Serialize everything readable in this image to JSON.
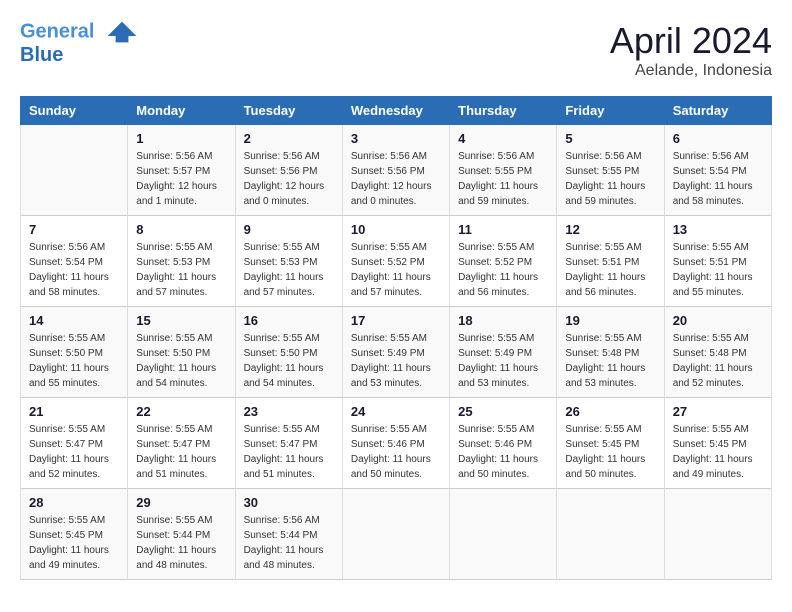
{
  "header": {
    "logo_line1": "General",
    "logo_line2": "Blue",
    "month": "April 2024",
    "location": "Aelande, Indonesia"
  },
  "days_of_week": [
    "Sunday",
    "Monday",
    "Tuesday",
    "Wednesday",
    "Thursday",
    "Friday",
    "Saturday"
  ],
  "weeks": [
    [
      {
        "day": "",
        "sunrise": "",
        "sunset": "",
        "daylight": ""
      },
      {
        "day": "1",
        "sunrise": "Sunrise: 5:56 AM",
        "sunset": "Sunset: 5:57 PM",
        "daylight": "Daylight: 12 hours and 1 minute."
      },
      {
        "day": "2",
        "sunrise": "Sunrise: 5:56 AM",
        "sunset": "Sunset: 5:56 PM",
        "daylight": "Daylight: 12 hours and 0 minutes."
      },
      {
        "day": "3",
        "sunrise": "Sunrise: 5:56 AM",
        "sunset": "Sunset: 5:56 PM",
        "daylight": "Daylight: 12 hours and 0 minutes."
      },
      {
        "day": "4",
        "sunrise": "Sunrise: 5:56 AM",
        "sunset": "Sunset: 5:55 PM",
        "daylight": "Daylight: 11 hours and 59 minutes."
      },
      {
        "day": "5",
        "sunrise": "Sunrise: 5:56 AM",
        "sunset": "Sunset: 5:55 PM",
        "daylight": "Daylight: 11 hours and 59 minutes."
      },
      {
        "day": "6",
        "sunrise": "Sunrise: 5:56 AM",
        "sunset": "Sunset: 5:54 PM",
        "daylight": "Daylight: 11 hours and 58 minutes."
      }
    ],
    [
      {
        "day": "7",
        "sunrise": "Sunrise: 5:56 AM",
        "sunset": "Sunset: 5:54 PM",
        "daylight": "Daylight: 11 hours and 58 minutes."
      },
      {
        "day": "8",
        "sunrise": "Sunrise: 5:55 AM",
        "sunset": "Sunset: 5:53 PM",
        "daylight": "Daylight: 11 hours and 57 minutes."
      },
      {
        "day": "9",
        "sunrise": "Sunrise: 5:55 AM",
        "sunset": "Sunset: 5:53 PM",
        "daylight": "Daylight: 11 hours and 57 minutes."
      },
      {
        "day": "10",
        "sunrise": "Sunrise: 5:55 AM",
        "sunset": "Sunset: 5:52 PM",
        "daylight": "Daylight: 11 hours and 57 minutes."
      },
      {
        "day": "11",
        "sunrise": "Sunrise: 5:55 AM",
        "sunset": "Sunset: 5:52 PM",
        "daylight": "Daylight: 11 hours and 56 minutes."
      },
      {
        "day": "12",
        "sunrise": "Sunrise: 5:55 AM",
        "sunset": "Sunset: 5:51 PM",
        "daylight": "Daylight: 11 hours and 56 minutes."
      },
      {
        "day": "13",
        "sunrise": "Sunrise: 5:55 AM",
        "sunset": "Sunset: 5:51 PM",
        "daylight": "Daylight: 11 hours and 55 minutes."
      }
    ],
    [
      {
        "day": "14",
        "sunrise": "Sunrise: 5:55 AM",
        "sunset": "Sunset: 5:50 PM",
        "daylight": "Daylight: 11 hours and 55 minutes."
      },
      {
        "day": "15",
        "sunrise": "Sunrise: 5:55 AM",
        "sunset": "Sunset: 5:50 PM",
        "daylight": "Daylight: 11 hours and 54 minutes."
      },
      {
        "day": "16",
        "sunrise": "Sunrise: 5:55 AM",
        "sunset": "Sunset: 5:50 PM",
        "daylight": "Daylight: 11 hours and 54 minutes."
      },
      {
        "day": "17",
        "sunrise": "Sunrise: 5:55 AM",
        "sunset": "Sunset: 5:49 PM",
        "daylight": "Daylight: 11 hours and 53 minutes."
      },
      {
        "day": "18",
        "sunrise": "Sunrise: 5:55 AM",
        "sunset": "Sunset: 5:49 PM",
        "daylight": "Daylight: 11 hours and 53 minutes."
      },
      {
        "day": "19",
        "sunrise": "Sunrise: 5:55 AM",
        "sunset": "Sunset: 5:48 PM",
        "daylight": "Daylight: 11 hours and 53 minutes."
      },
      {
        "day": "20",
        "sunrise": "Sunrise: 5:55 AM",
        "sunset": "Sunset: 5:48 PM",
        "daylight": "Daylight: 11 hours and 52 minutes."
      }
    ],
    [
      {
        "day": "21",
        "sunrise": "Sunrise: 5:55 AM",
        "sunset": "Sunset: 5:47 PM",
        "daylight": "Daylight: 11 hours and 52 minutes."
      },
      {
        "day": "22",
        "sunrise": "Sunrise: 5:55 AM",
        "sunset": "Sunset: 5:47 PM",
        "daylight": "Daylight: 11 hours and 51 minutes."
      },
      {
        "day": "23",
        "sunrise": "Sunrise: 5:55 AM",
        "sunset": "Sunset: 5:47 PM",
        "daylight": "Daylight: 11 hours and 51 minutes."
      },
      {
        "day": "24",
        "sunrise": "Sunrise: 5:55 AM",
        "sunset": "Sunset: 5:46 PM",
        "daylight": "Daylight: 11 hours and 50 minutes."
      },
      {
        "day": "25",
        "sunrise": "Sunrise: 5:55 AM",
        "sunset": "Sunset: 5:46 PM",
        "daylight": "Daylight: 11 hours and 50 minutes."
      },
      {
        "day": "26",
        "sunrise": "Sunrise: 5:55 AM",
        "sunset": "Sunset: 5:45 PM",
        "daylight": "Daylight: 11 hours and 50 minutes."
      },
      {
        "day": "27",
        "sunrise": "Sunrise: 5:55 AM",
        "sunset": "Sunset: 5:45 PM",
        "daylight": "Daylight: 11 hours and 49 minutes."
      }
    ],
    [
      {
        "day": "28",
        "sunrise": "Sunrise: 5:55 AM",
        "sunset": "Sunset: 5:45 PM",
        "daylight": "Daylight: 11 hours and 49 minutes."
      },
      {
        "day": "29",
        "sunrise": "Sunrise: 5:55 AM",
        "sunset": "Sunset: 5:44 PM",
        "daylight": "Daylight: 11 hours and 48 minutes."
      },
      {
        "day": "30",
        "sunrise": "Sunrise: 5:56 AM",
        "sunset": "Sunset: 5:44 PM",
        "daylight": "Daylight: 11 hours and 48 minutes."
      },
      {
        "day": "",
        "sunrise": "",
        "sunset": "",
        "daylight": ""
      },
      {
        "day": "",
        "sunrise": "",
        "sunset": "",
        "daylight": ""
      },
      {
        "day": "",
        "sunrise": "",
        "sunset": "",
        "daylight": ""
      },
      {
        "day": "",
        "sunrise": "",
        "sunset": "",
        "daylight": ""
      }
    ]
  ]
}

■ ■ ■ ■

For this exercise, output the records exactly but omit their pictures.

• _Your response_
Serialize everything readable in this image to JSON.
{
  "header": {
    "logo_line1": "General",
    "logo_line2": "Blue",
    "month": "April 2024",
    "location": "Aelande, Indonesia"
  },
  "days_of_week": [
    "Sunday",
    "Monday",
    "Tuesday",
    "Wednesday",
    "Thursday",
    "Friday",
    "Saturday"
  ],
  "weeks": [
    [
      {
        "day": "",
        "sunrise": "",
        "sunset": "",
        "daylight": ""
      },
      {
        "day": "1",
        "sunrise": "Sunrise: 5:56 AM",
        "sunset": "Sunset: 5:57 PM",
        "daylight": "Daylight: 12 hours and 1 minute."
      },
      {
        "day": "2",
        "sunrise": "Sunrise: 5:56 AM",
        "sunset": "Sunset: 5:56 PM",
        "daylight": "Daylight: 12 hours and 0 minutes."
      },
      {
        "day": "3",
        "sunrise": "Sunrise: 5:56 AM",
        "sunset": "Sunset: 5:56 PM",
        "daylight": "Daylight: 12 hours and 0 minutes."
      },
      {
        "day": "4",
        "sunrise": "Sunrise: 5:56 AM",
        "sunset": "Sunset: 5:55 PM",
        "daylight": "Daylight: 11 hours and 59 minutes."
      },
      {
        "day": "5",
        "sunrise": "Sunrise: 5:56 AM",
        "sunset": "Sunset: 5:55 PM",
        "daylight": "Daylight: 11 hours and 59 minutes."
      },
      {
        "day": "6",
        "sunrise": "Sunrise: 5:56 AM",
        "sunset": "Sunset: 5:54 PM",
        "daylight": "Daylight: 11 hours and 58 minutes."
      }
    ],
    [
      {
        "day": "7",
        "sunrise": "Sunrise: 5:56 AM",
        "sunset": "Sunset: 5:54 PM",
        "daylight": "Daylight: 11 hours and 58 minutes."
      },
      {
        "day": "8",
        "sunrise": "Sunrise: 5:55 AM",
        "sunset": "Sunset: 5:53 PM",
        "daylight": "Daylight: 11 hours and 57 minutes."
      },
      {
        "day": "9",
        "sunrise": "Sunrise: 5:55 AM",
        "sunset": "Sunset: 5:53 PM",
        "daylight": "Daylight: 11 hours and 57 minutes."
      },
      {
        "day": "10",
        "sunrise": "Sunrise: 5:55 AM",
        "sunset": "Sunset: 5:52 PM",
        "daylight": "Daylight: 11 hours and 57 minutes."
      },
      {
        "day": "11",
        "sunrise": "Sunrise: 5:55 AM",
        "sunset": "Sunset: 5:52 PM",
        "daylight": "Daylight: 11 hours and 56 minutes."
      },
      {
        "day": "12",
        "sunrise": "Sunrise: 5:55 AM",
        "sunset": "Sunset: 5:51 PM",
        "daylight": "Daylight: 11 hours and 56 minutes."
      },
      {
        "day": "13",
        "sunrise": "Sunrise: 5:55 AM",
        "sunset": "Sunset: 5:51 PM",
        "daylight": "Daylight: 11 hours and 55 minutes."
      }
    ],
    [
      {
        "day": "14",
        "sunrise": "Sunrise: 5:55 AM",
        "sunset": "Sunset: 5:50 PM",
        "daylight": "Daylight: 11 hours and 55 minutes."
      },
      {
        "day": "15",
        "sunrise": "Sunrise: 5:55 AM",
        "sunset": "Sunset: 5:50 PM",
        "daylight": "Daylight: 11 hours and 54 minutes."
      },
      {
        "day": "16",
        "sunrise": "Sunrise: 5:55 AM",
        "sunset": "Sunset: 5:50 PM",
        "daylight": "Daylight: 11 hours and 54 minutes."
      },
      {
        "day": "17",
        "sunrise": "Sunrise: 5:55 AM",
        "sunset": "Sunset: 5:49 PM",
        "daylight": "Daylight: 11 hours and 53 minutes."
      },
      {
        "day": "18",
        "sunrise": "Sunrise: 5:55 AM",
        "sunset": "Sunset: 5:49 PM",
        "daylight": "Daylight: 11 hours and 53 minutes."
      },
      {
        "day": "19",
        "sunrise": "Sunrise: 5:55 AM",
        "sunset": "Sunset: 5:48 PM",
        "daylight": "Daylight: 11 hours and 53 minutes."
      },
      {
        "day": "20",
        "sunrise": "Sunrise: 5:55 AM",
        "sunset": "Sunset: 5:48 PM",
        "daylight": "Daylight: 11 hours and 52 minutes."
      }
    ],
    [
      {
        "day": "21",
        "sunrise": "Sunrise: 5:55 AM",
        "sunset": "Sunset: 5:47 PM",
        "daylight": "Daylight: 11 hours and 52 minutes."
      },
      {
        "day": "22",
        "sunrise": "Sunrise: 5:55 AM",
        "sunset": "Sunset: 5:47 PM",
        "daylight": "Daylight: 11 hours and 51 minutes."
      },
      {
        "day": "23",
        "sunrise": "Sunrise: 5:55 AM",
        "sunset": "Sunset: 5:47 PM",
        "daylight": "Daylight: 11 hours and 51 minutes."
      },
      {
        "day": "24",
        "sunrise": "Sunrise: 5:55 AM",
        "sunset": "Sunset: 5:46 PM",
        "daylight": "Daylight: 11 hours and 50 minutes."
      },
      {
        "day": "25",
        "sunrise": "Sunrise: 5:55 AM",
        "sunset": "Sunset: 5:46 PM",
        "daylight": "Daylight: 11 hours and 50 minutes."
      },
      {
        "day": "26",
        "sunrise": "Sunrise: 5:55 AM",
        "sunset": "Sunset: 5:45 PM",
        "daylight": "Daylight: 11 hours and 50 minutes."
      },
      {
        "day": "27",
        "sunrise": "Sunrise: 5:55 AM",
        "sunset": "Sunset: 5:45 PM",
        "daylight": "Daylight: 11 hours and 49 minutes."
      }
    ],
    [
      {
        "day": "28",
        "sunrise": "Sunrise: 5:55 AM",
        "sunset": "Sunset: 5:45 PM",
        "daylight": "Daylight: 11 hours and 49 minutes."
      },
      {
        "day": "29",
        "sunrise": "Sunrise: 5:55 AM",
        "sunset": "Sunset: 5:44 PM",
        "daylight": "Daylight: 11 hours and 48 minutes."
      },
      {
        "day": "30",
        "sunrise": "Sunrise: 5:56 AM",
        "sunset": "Sunset: 5:44 PM",
        "daylight": "Daylight: 11 hours and 48 minutes."
      },
      {
        "day": "",
        "sunrise": "",
        "sunset": "",
        "daylight": ""
      },
      {
        "day": "",
        "sunrise": "",
        "sunset": "",
        "daylight": ""
      },
      {
        "day": "",
        "sunrise": "",
        "sunset": "",
        "daylight": ""
      },
      {
        "day": "",
        "sunrise": "",
        "sunset": "",
        "daylight": ""
      }
    ]
  ]
}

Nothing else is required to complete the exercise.